The talent agency that Noah signed with as a model, Zebedee, is a rarity among talent agencies because they represent primarily actors, models, and talent with disabilities. They also work with plus-size models and trans and non-binary models and actors. Inclusive talent agencies like Zebedee are important because they are changing the game in the entertainment, modeling, and talent industries by fighting for roles and jobs for people that have unfortunately been overlooked by traditional agents for decades.
When Variety looked at 31 of the most popular shows on TV, they found that 95% of the actors on these shows were able-bodied, even though some characters were disabled. There’s been a long history of able-bodied actors playing disabled characters. Like the character of Artie Abrams on the very popular show “Glee.” The character used a wheelchair after a spinal cord injury but was played by able-bodied actor Kevin McHale. Because disabled actors couldn’t get representation from mainstream agents, they were overlooked by casting directors.
But now, more and more agents are recognizing the unique talent that disabled and marginalized actors have and are including them on their talent rosters.

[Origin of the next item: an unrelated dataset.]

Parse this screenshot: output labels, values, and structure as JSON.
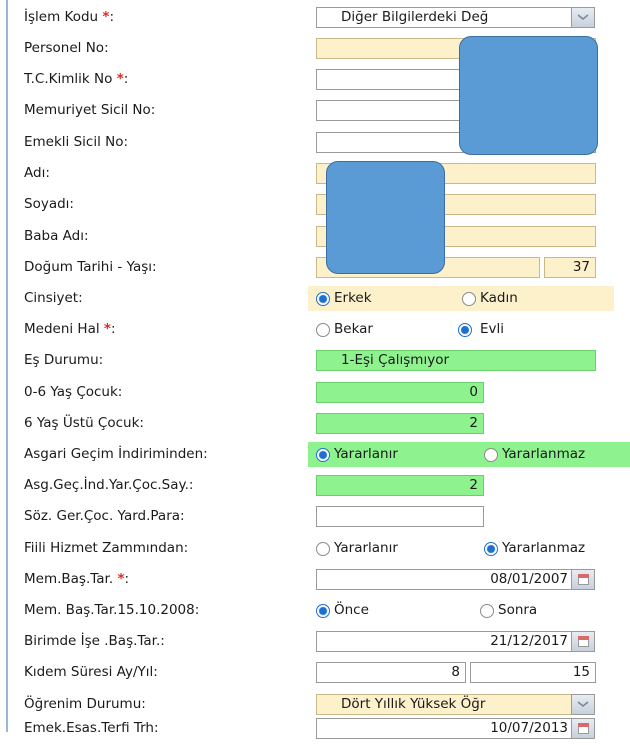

In the past, even when scripts called for actors with Down syndrome or intellectual disabilities, there often weren’t any actors to fill those roles because the talent agencies wouldn’t represent or promote them.
As talent agents begin to cultivate relationships with actors and models who are outside the mainstream, they can put forward actors with Down syndrome and other challenges to play the roles. And that means that Hollywood will start creating more characters and writing more stories for actors that have disabilities because they will have the actors to fill these roles.
Disney’s commitment to diversity in casting will hopefully lead to meaningful representation of people with disabilities in Hollywood. Progress has been slow when it comes to the willingness of major studios to cast disabled actors. But, if anything will motivate them to start including disabled actors in bigger roles, it is the success of Peter Pan & Wendy. Noah Matofsky is leading the way when it comes to the creation of better roles and representation for actors with disabilities.